In "Zhou Yuís Train," Zhou Yu (Gong Li) is a modern Chinese woman and porcelain painter who falls in love with Chin Chang (Tony Leung Ka Fai/"The Lovers") a timid librarian and aspiring poet. Chin Chang is moved by Zhou Yu and writes poetry about her. Chang is surprised when Zhou Yu visits him in his city, a several hour train ride from her home. Zhou Yu starts making the trip twice per week and eventually offers to sell inherited objects to help Chang publish his poetry.
On one of her trips to visit Chang, Zhou Yu meets an assertive and flirtatious veterinarian, Zhang Jiang (Sun Honglei) who tries to get closer to her through his interest in her porcelain. He pursues Zhou Yu persistently while she continues to pursue Chin Chang who decides to take a position in distant Tibet. When Chin Chang withdraws from Zhou Yu by leaving without even saying goodbye Zhou Yu feels desperate to prove Chang loves her. Zhang Jiang dutifully stays with Zhou Yu and comforts her through her disappointment about her fading love affair with Chang.
Zhou Yu persists in her hope that her love affair with Chang is still possible, but eventually realizes that it is a lost cause. Her friendship with the veterinarian, Zhang Jiang, evolves into a passionate and secure love, although Jiang seems to realize that Zhou Yu will never love him in the way she loved Chang.

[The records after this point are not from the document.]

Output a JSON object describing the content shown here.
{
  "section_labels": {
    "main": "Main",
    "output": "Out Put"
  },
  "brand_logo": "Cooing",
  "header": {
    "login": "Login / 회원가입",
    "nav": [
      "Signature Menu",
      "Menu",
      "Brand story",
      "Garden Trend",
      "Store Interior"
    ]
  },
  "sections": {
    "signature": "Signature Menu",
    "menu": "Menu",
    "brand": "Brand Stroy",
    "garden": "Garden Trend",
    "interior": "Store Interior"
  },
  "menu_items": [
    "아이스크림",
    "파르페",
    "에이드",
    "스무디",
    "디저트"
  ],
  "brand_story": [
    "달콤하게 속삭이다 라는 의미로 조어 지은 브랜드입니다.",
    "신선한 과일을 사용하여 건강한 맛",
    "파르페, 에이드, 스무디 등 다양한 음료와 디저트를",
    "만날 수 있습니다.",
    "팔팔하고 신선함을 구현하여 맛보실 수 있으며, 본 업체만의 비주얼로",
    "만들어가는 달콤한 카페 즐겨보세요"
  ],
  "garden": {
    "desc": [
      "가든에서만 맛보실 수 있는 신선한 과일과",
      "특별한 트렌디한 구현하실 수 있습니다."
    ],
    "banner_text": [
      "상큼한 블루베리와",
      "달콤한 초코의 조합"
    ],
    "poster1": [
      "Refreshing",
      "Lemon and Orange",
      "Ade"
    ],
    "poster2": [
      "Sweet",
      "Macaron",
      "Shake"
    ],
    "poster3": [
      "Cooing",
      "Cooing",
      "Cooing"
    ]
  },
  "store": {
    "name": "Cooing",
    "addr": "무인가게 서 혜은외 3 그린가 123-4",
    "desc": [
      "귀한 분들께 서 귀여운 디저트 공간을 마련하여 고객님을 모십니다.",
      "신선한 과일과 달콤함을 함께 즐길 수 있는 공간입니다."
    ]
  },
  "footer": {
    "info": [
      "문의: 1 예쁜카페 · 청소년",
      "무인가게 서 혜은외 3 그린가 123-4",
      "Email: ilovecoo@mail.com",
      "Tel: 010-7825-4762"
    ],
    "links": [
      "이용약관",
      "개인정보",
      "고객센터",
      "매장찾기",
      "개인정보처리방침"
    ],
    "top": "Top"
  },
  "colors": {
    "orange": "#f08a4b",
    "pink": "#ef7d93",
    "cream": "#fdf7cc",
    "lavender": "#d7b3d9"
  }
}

I was sorely disappointed by "Zhou Yuís Train." It uses the trendy method of jumping around chronologically like "Eternal Sunshine of the Spotless Mind" which renders it confusing and unintelligible. This is the first Chinese language film that I didnít love because of its story, acting, drama, and intelligence. It seemed like this film was attempting to appeal to Westerners which made it fail. Although Gong Li is usually brilliant, she gave an unconvincing and self-conscious performance. Sun Hongleiís performance as the veterinarian was overdone, almost a caricature. Although the story sounded like had a lot of potential, the story and characters left me uninterested. "Zhou Yuís Train" is a let down, but I will wait patiently for the next Gong Li film in the attempt to recapture the enchantment that her previous films have delivered.
© 2004 - Joan K. Widdifield, Psy.D - Air Date: 7/04
Zhou Yuís Train
China/Hong Kong - 2003